### Activity:
Below are the entries; tally the lines holding the string "score" and give only that figure.

Collected data:

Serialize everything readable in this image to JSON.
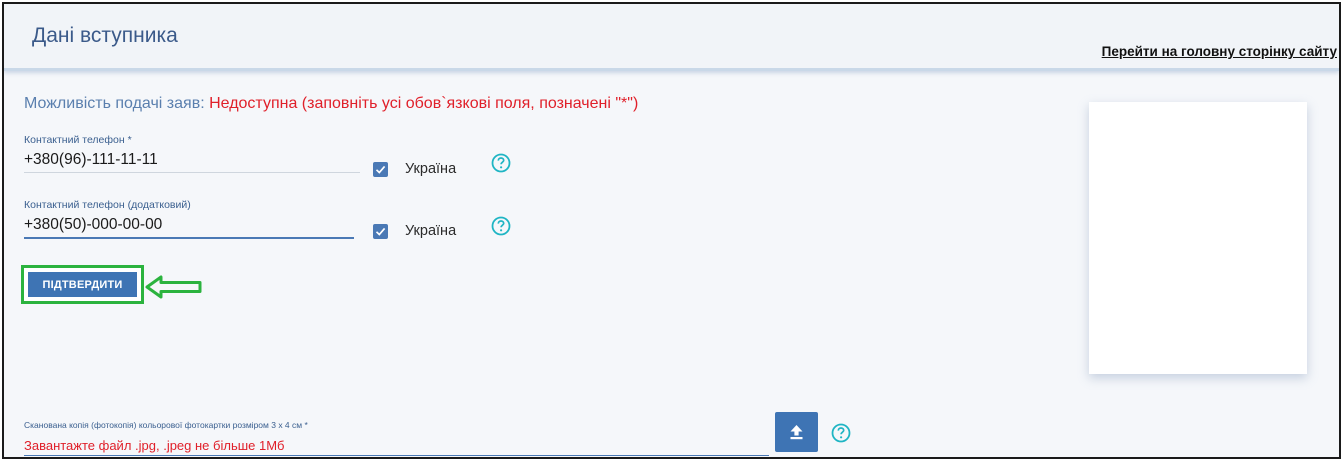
{
  "header": {
    "title": "Дані вступника",
    "home_link": "Перейти на головну сторінку сайту"
  },
  "status": {
    "label": "Можливість подачі заяв:",
    "value": "Недоступна (заповніть усі обов`язкові поля, позначені \"*\")"
  },
  "phone_main": {
    "label": "Контактний телефон *",
    "value": "+380(96)-111-11-11",
    "country_checkbox_label": "Україна",
    "country_checked": true
  },
  "phone_extra": {
    "label": "Контактний телефон (додатковий)",
    "value": "+380(50)-000-00-00",
    "country_checkbox_label": "Україна",
    "country_checked": true
  },
  "confirm_button": {
    "label": "ПІДТВЕРДИТИ"
  },
  "photo_upload": {
    "label": "Сканована копія (фотокопія) кольорової фотокартки розміром 3 х 4 см *",
    "hint": "Завантажте файл .jpg, .jpeg не більше 1Мб"
  },
  "colors": {
    "accent": "#3e74b4",
    "error": "#e0202a",
    "highlight": "#2bb33e",
    "help": "#1fb5c4"
  },
  "icons": {
    "help": "question-circle-icon",
    "upload": "upload-arrow-icon",
    "check": "check-icon",
    "pointer": "left-arrow-icon"
  }
}
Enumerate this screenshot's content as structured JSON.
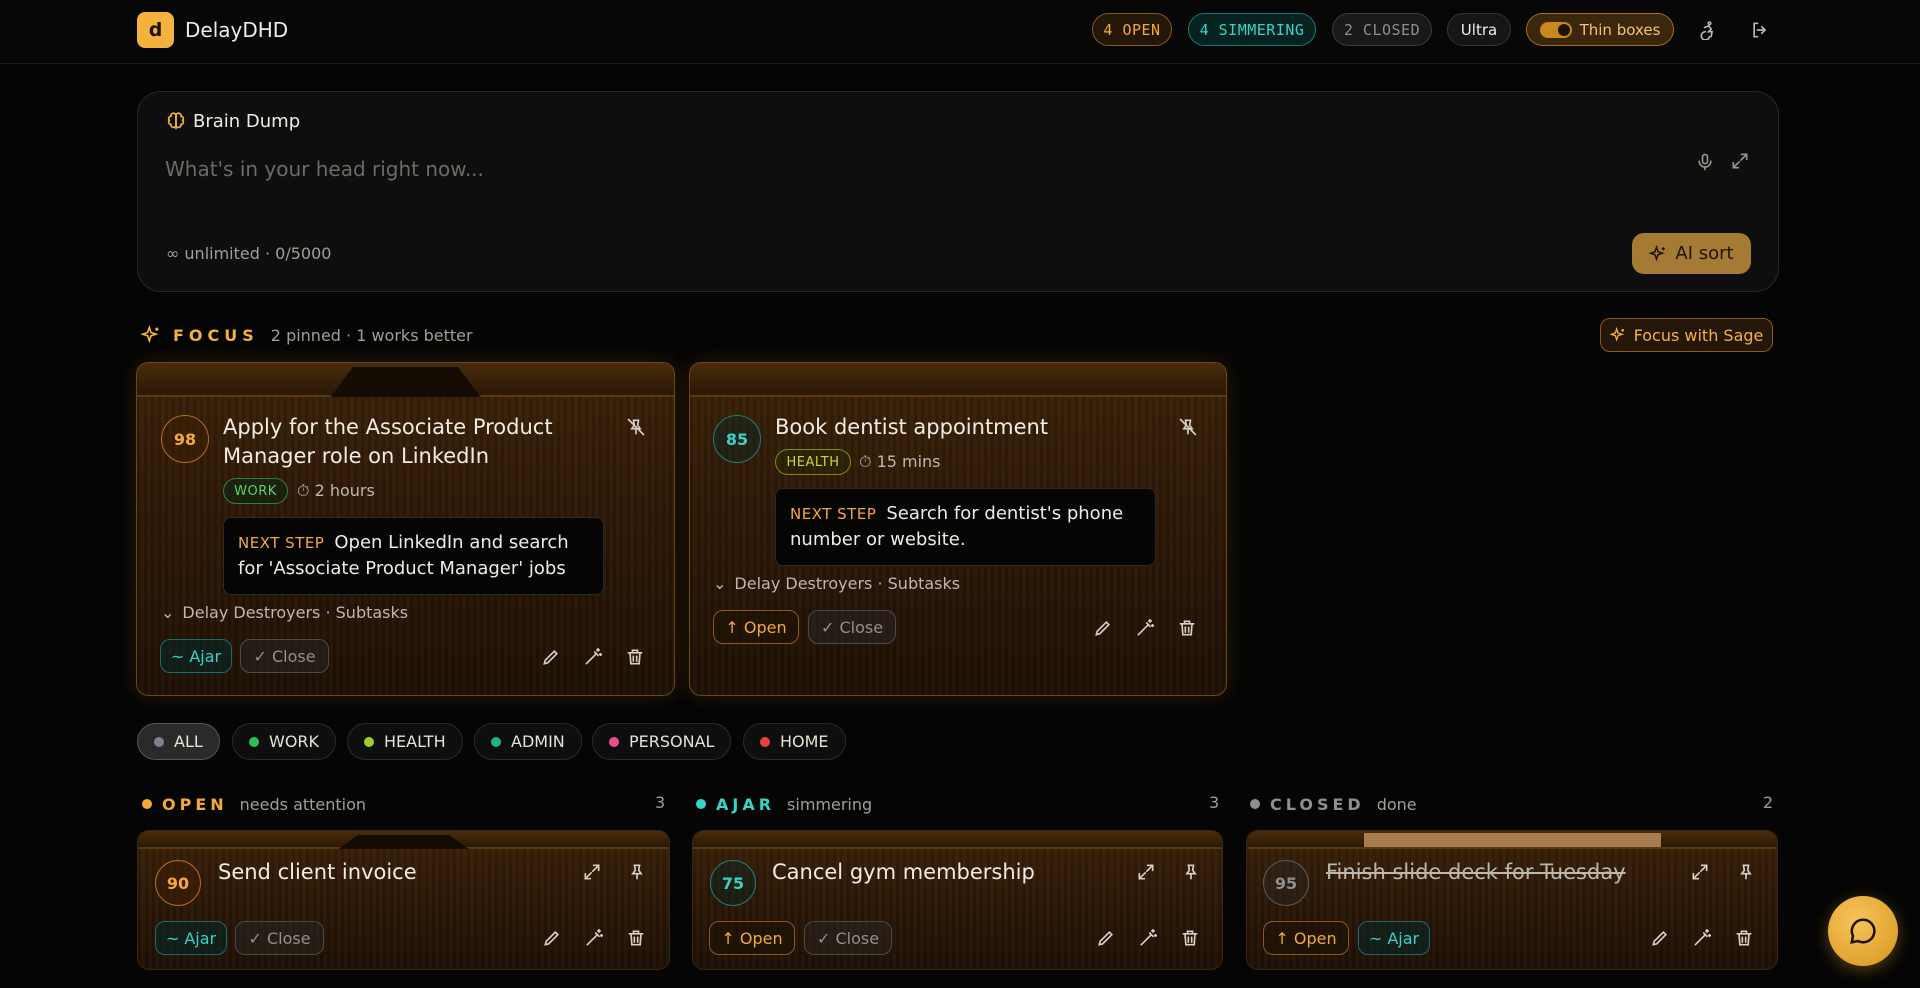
{
  "app": {
    "logo_letter": "d",
    "name": "DelayDHD"
  },
  "header": {
    "open_label": "4 OPEN",
    "simmering_label": "4 SIMMERING",
    "closed_label": "2 CLOSED",
    "plan_label": "Ultra",
    "thin_boxes_label": "Thin boxes",
    "icons": [
      "accessibility-icon",
      "logout-icon"
    ]
  },
  "brain_dump": {
    "title": "Brain Dump",
    "placeholder": "What's in your head right now...",
    "value": "",
    "counter": "∞ unlimited · 0/5000",
    "ai_sort_label": "AI sort"
  },
  "focus": {
    "label": "FOCUS",
    "subtitle": "2 pinned · 1 works better",
    "sage_label": "Focus with Sage",
    "cards": [
      {
        "score": "98",
        "title": "Apply for the Associate Product Manager role on LinkedIn",
        "tag": "WORK",
        "duration": "⏱ 2 hours",
        "next_label": "NEXT STEP",
        "next_text": "Open LinkedIn and search for 'Associate Product Manager' jobs",
        "delay": "Delay Destroyers · Subtasks",
        "btn1": "~ Ajar",
        "btn2": "✓ Close"
      },
      {
        "score": "85",
        "title": "Book dentist appointment",
        "tag": "HEALTH",
        "duration": "⏱ 15 mins",
        "next_label": "NEXT STEP",
        "next_text": "Search for dentist's phone number or website.",
        "delay": "Delay Destroyers · Subtasks",
        "btn1": "↑ Open",
        "btn2": "✓ Close"
      }
    ]
  },
  "filters": [
    {
      "label": "ALL",
      "color": "#7c8190"
    },
    {
      "label": "WORK",
      "color": "#2fbf57"
    },
    {
      "label": "HEALTH",
      "color": "#9bcf2a"
    },
    {
      "label": "ADMIN",
      "color": "#1fb57a"
    },
    {
      "label": "PERSONAL",
      "color": "#ec4f8c"
    },
    {
      "label": "HOME",
      "color": "#e5423a"
    }
  ],
  "columns": [
    {
      "label": "OPEN",
      "sub": "needs attention",
      "count": "3",
      "color": "#f4a93a",
      "card": {
        "score": "90",
        "title": "Send client invoice",
        "btn1": "~ Ajar",
        "btn2": "✓ Close"
      }
    },
    {
      "label": "AJAR",
      "sub": "simmering",
      "count": "3",
      "color": "#37d3c6",
      "card": {
        "score": "75",
        "title": "Cancel gym membership",
        "btn1": "↑ Open",
        "btn2": "✓ Close"
      }
    },
    {
      "label": "CLOSED",
      "sub": "done",
      "count": "2",
      "color": "#8f8f8f",
      "card": {
        "score": "95",
        "title": "Finish slide deck for Tuesday",
        "btn1": "↑ Open",
        "btn2": "~ Ajar"
      }
    }
  ]
}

### Problem solution:
5